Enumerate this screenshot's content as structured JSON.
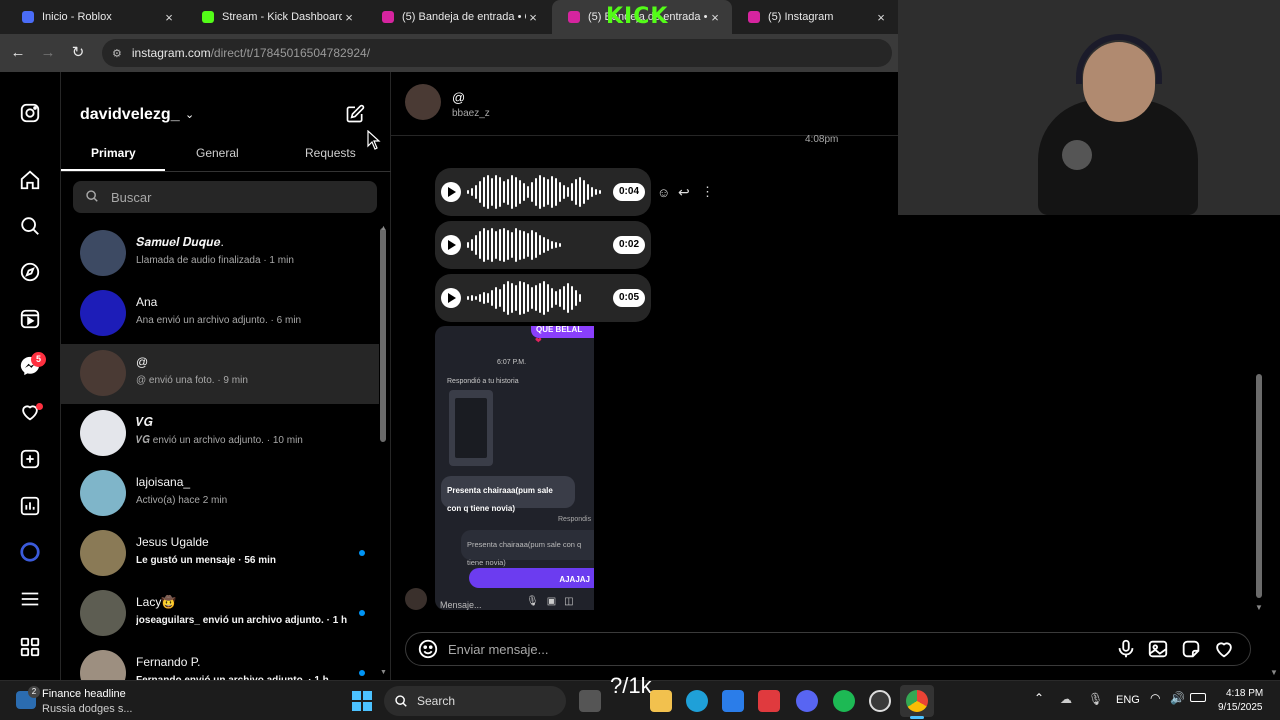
{
  "browser": {
    "tabs": [
      {
        "title": "Inicio - Roblox",
        "color": "#4a6cf7"
      },
      {
        "title": "Stream - Kick Dashboard",
        "color": "#53fc18"
      },
      {
        "title": "(5) Bandeja de entrada • Ch",
        "color": "#d6249f"
      },
      {
        "title": "(5) Bandeja de entrada • Ch",
        "color": "#d6249f"
      },
      {
        "title": "(5) Instagram",
        "color": "#d6249f"
      }
    ],
    "tab_close": "×",
    "overlay_logo": "KICK",
    "url_host": "instagram.com",
    "url_path": "/direct/t/17845016504782924/"
  },
  "rail": {
    "badge_count": "5",
    "icons": [
      "instagram-icon",
      "home-icon",
      "search-icon",
      "explore-icon",
      "reels-icon",
      "messenger-icon",
      "heart-icon",
      "create-icon",
      "dashboard-icon",
      "meta-ai-icon",
      "menu-icon",
      "threads-icon"
    ]
  },
  "list": {
    "username": "davidvelezg_",
    "tabs": [
      "Primary",
      "General",
      "Requests"
    ],
    "search_placeholder": "Buscar",
    "conversations": [
      {
        "name": "𝑺𝒂𝒎𝒖𝒆𝒍 𝑫𝒖𝒒𝒖𝒆.",
        "preview": "Llamada de audio finalizada · 1 min",
        "bold": false,
        "unread": false,
        "avatar": "#3d4a63"
      },
      {
        "name": "Ana",
        "preview": "Ana envió un archivo adjunto. · 6 min",
        "bold": false,
        "unread": false,
        "avatar": "#1d1db8"
      },
      {
        "name": "@",
        "preview": "@ envió una foto. · 9 min",
        "bold": false,
        "unread": false,
        "avatar": "#4a3a34"
      },
      {
        "name": "𝑽𝑮",
        "preview": "𝑽𝑮 envió un archivo adjunto. · 10 min",
        "bold": false,
        "unread": false,
        "avatar": "#e4e6eb"
      },
      {
        "name": "lajoisana_",
        "preview": "Activo(a) hace 2 min",
        "bold": false,
        "unread": false,
        "avatar": "#7fb5c9"
      },
      {
        "name": "Jesus Ugalde",
        "preview": "Le gustó un mensaje · 56 min",
        "bold": true,
        "unread": true,
        "avatar": "#8a7a56"
      },
      {
        "name": "Lacy🤠",
        "preview": "joseaguilars_ envió un archivo adjunto. · 1 h",
        "bold": true,
        "unread": true,
        "avatar": "#5d5d52"
      },
      {
        "name": "Fernando P.",
        "preview": "Fernando envió un archivo adjunto. · 1 h",
        "bold": true,
        "unread": true,
        "avatar": "#9d8f80"
      }
    ]
  },
  "chat": {
    "header_name": "@",
    "header_handle": "bbaez_z",
    "timestamp": "4:08pm",
    "voice_notes": [
      {
        "duration": "0:04"
      },
      {
        "duration": "0:02"
      },
      {
        "duration": "0:05"
      }
    ],
    "screenshot": {
      "top_bubble": "QUE BELAL",
      "time": "6:07 P.M.",
      "replied_label": "Respondió a tu historia",
      "message": "Presenta chairaaa(pum sale con q tiene novia)",
      "reply_label": "Respondis",
      "quoted": "Presenta chairaaa(pum sale con q tiene novia)",
      "reply_bubble": "AJAJAJ",
      "composer": "Mensaje..."
    },
    "composer_placeholder": "Enviar mensaje..."
  },
  "taskbar": {
    "news_badge": "2",
    "news_title": "Finance headline",
    "news_subtitle": "Russia dodges s...",
    "search_label": "Search",
    "overlay_text": "?/1k",
    "lang": "ENG",
    "time": "4:18 PM",
    "date": "9/15/2025"
  }
}
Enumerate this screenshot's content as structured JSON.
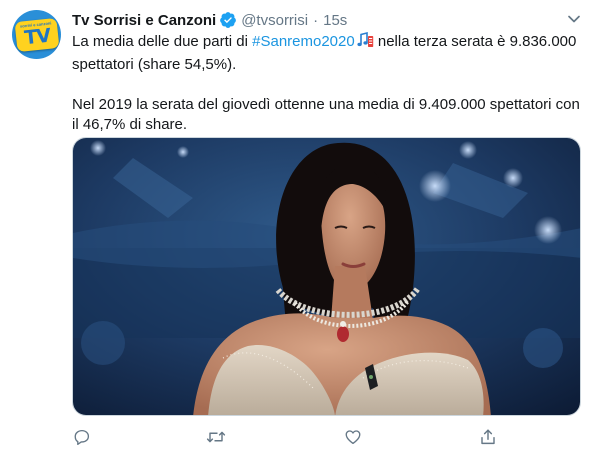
{
  "account": {
    "display_name": "Tv Sorrisi e Canzoni",
    "handle": "@tvsorrisi",
    "separator": "·",
    "time": "15s",
    "avatar_text": "TV",
    "avatar_small_text": "sorrisi e canzoni",
    "verified": true
  },
  "tweet": {
    "line1_before": "La media delle due parti di ",
    "hashtag": "#Sanremo2020",
    "line1_after": " nella terza serata è 9.836.000 spettatori (share 54,5%).",
    "paragraph2": "Nel 2019 la serata del giovedì ottenne una media di 9.409.000 spettatori con il 46,7% di share."
  },
  "media": {
    "type": "photo"
  },
  "actions": [
    {
      "name": "reply",
      "icon": "reply-icon"
    },
    {
      "name": "retweet",
      "icon": "retweet-icon"
    },
    {
      "name": "like",
      "icon": "heart-icon"
    },
    {
      "name": "share",
      "icon": "share-icon"
    }
  ],
  "colors": {
    "link": "#1b95e0",
    "secondary_text": "#657786",
    "primary_text": "#14171a",
    "verified_badge": "#1da1f2"
  }
}
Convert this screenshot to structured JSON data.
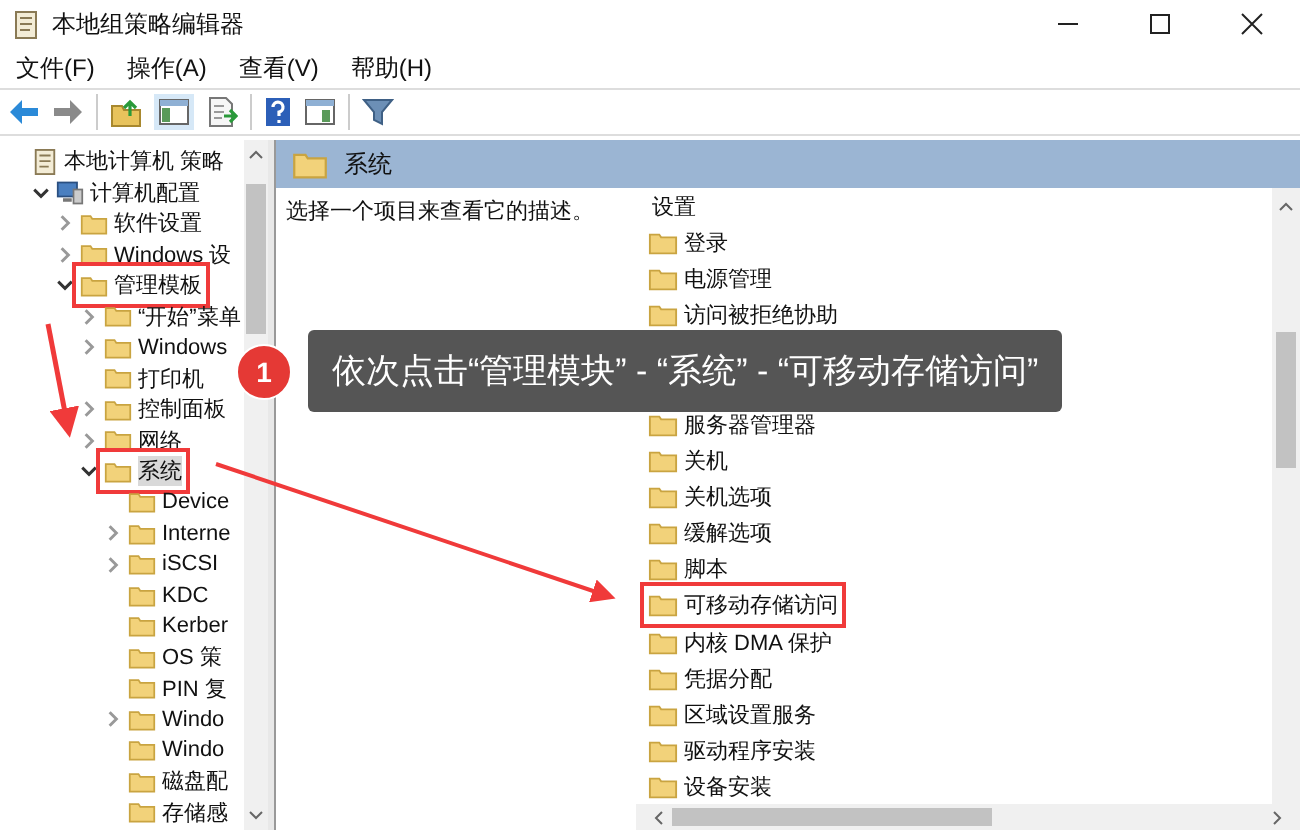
{
  "window": {
    "title": "本地组策略编辑器"
  },
  "menu": [
    "文件(F)",
    "操作(A)",
    "查看(V)",
    "帮助(H)"
  ],
  "tree": [
    {
      "label": "本地计算机 策略",
      "kind": "root",
      "expandable": false,
      "selected": false,
      "highlighted": false,
      "children": [
        {
          "label": "计算机配置",
          "kind": "computer",
          "expandable": true,
          "expanded": true,
          "selected": false,
          "highlighted": false,
          "children": [
            {
              "label": "软件设置",
              "kind": "folder",
              "expandable": true,
              "expanded": false,
              "selected": false,
              "highlighted": false
            },
            {
              "label": "Windows 设",
              "kind": "folder",
              "expandable": true,
              "expanded": false,
              "selected": false,
              "highlighted": false
            },
            {
              "label": "管理模板",
              "kind": "folder",
              "expandable": true,
              "expanded": true,
              "selected": false,
              "highlighted": true,
              "children": [
                {
                  "label": "“开始”菜单",
                  "kind": "folder",
                  "expandable": true,
                  "expanded": false,
                  "selected": false,
                  "highlighted": false
                },
                {
                  "label": "Windows",
                  "kind": "folder",
                  "expandable": true,
                  "expanded": false,
                  "selected": false,
                  "highlighted": false
                },
                {
                  "label": "打印机",
                  "kind": "folder",
                  "expandable": false,
                  "selected": false,
                  "highlighted": false
                },
                {
                  "label": "控制面板",
                  "kind": "folder",
                  "expandable": true,
                  "expanded": false,
                  "selected": false,
                  "highlighted": false
                },
                {
                  "label": "网络",
                  "kind": "folder",
                  "expandable": true,
                  "expanded": false,
                  "selected": false,
                  "highlighted": false
                },
                {
                  "label": "系统",
                  "kind": "folder",
                  "expandable": true,
                  "expanded": true,
                  "selected": true,
                  "highlighted": true,
                  "children": [
                    {
                      "label": "Device",
                      "kind": "folder",
                      "expandable": false,
                      "selected": false,
                      "highlighted": false
                    },
                    {
                      "label": "Interne",
                      "kind": "folder",
                      "expandable": true,
                      "expanded": false,
                      "selected": false,
                      "highlighted": false
                    },
                    {
                      "label": "iSCSI",
                      "kind": "folder",
                      "expandable": true,
                      "expanded": false,
                      "selected": false,
                      "highlighted": false
                    },
                    {
                      "label": "KDC",
                      "kind": "folder",
                      "expandable": false,
                      "selected": false,
                      "highlighted": false
                    },
                    {
                      "label": "Kerber",
                      "kind": "folder",
                      "expandable": false,
                      "selected": false,
                      "highlighted": false
                    },
                    {
                      "label": "OS 策",
                      "kind": "folder",
                      "expandable": false,
                      "selected": false,
                      "highlighted": false
                    },
                    {
                      "label": "PIN 复",
                      "kind": "folder",
                      "expandable": false,
                      "selected": false,
                      "highlighted": false
                    },
                    {
                      "label": "Windo",
                      "kind": "folder",
                      "expandable": true,
                      "expanded": false,
                      "selected": false,
                      "highlighted": false
                    },
                    {
                      "label": "Windo",
                      "kind": "folder",
                      "expandable": false,
                      "selected": false,
                      "highlighted": false
                    },
                    {
                      "label": "磁盘配",
                      "kind": "folder",
                      "expandable": false,
                      "selected": false,
                      "highlighted": false
                    },
                    {
                      "label": "存储感",
                      "kind": "folder",
                      "expandable": false,
                      "selected": false,
                      "highlighted": false
                    }
                  ]
                }
              ]
            }
          ]
        }
      ]
    }
  ],
  "details": {
    "title": "系统",
    "description": "选择一个项目来查看它的描述。",
    "column": "设置",
    "items_above": [
      {
        "label": "登录",
        "highlighted": false
      },
      {
        "label": "电源管理",
        "highlighted": false
      },
      {
        "label": "访问被拒绝协助",
        "highlighted": false
      }
    ],
    "items_below": [
      {
        "label": "服务器管理器",
        "highlighted": false
      },
      {
        "label": "关机",
        "highlighted": false
      },
      {
        "label": "关机选项",
        "highlighted": false
      },
      {
        "label": "缓解选项",
        "highlighted": false
      },
      {
        "label": "脚本",
        "highlighted": false
      },
      {
        "label": "可移动存储访问",
        "highlighted": true
      },
      {
        "label": "内核 DMA 保护",
        "highlighted": false
      },
      {
        "label": "凭据分配",
        "highlighted": false
      },
      {
        "label": "区域设置服务",
        "highlighted": false
      },
      {
        "label": "驱动程序安装",
        "highlighted": false
      },
      {
        "label": "设备安装",
        "highlighted": false
      }
    ]
  },
  "annotation": {
    "badge": "1",
    "text": "依次点击“管理模块” - “系统” - “可移动存储访问”"
  }
}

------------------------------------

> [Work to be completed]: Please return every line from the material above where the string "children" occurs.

> [Solution to this task]:
      "children": [
          "children": [
              "children": [
                  "children": [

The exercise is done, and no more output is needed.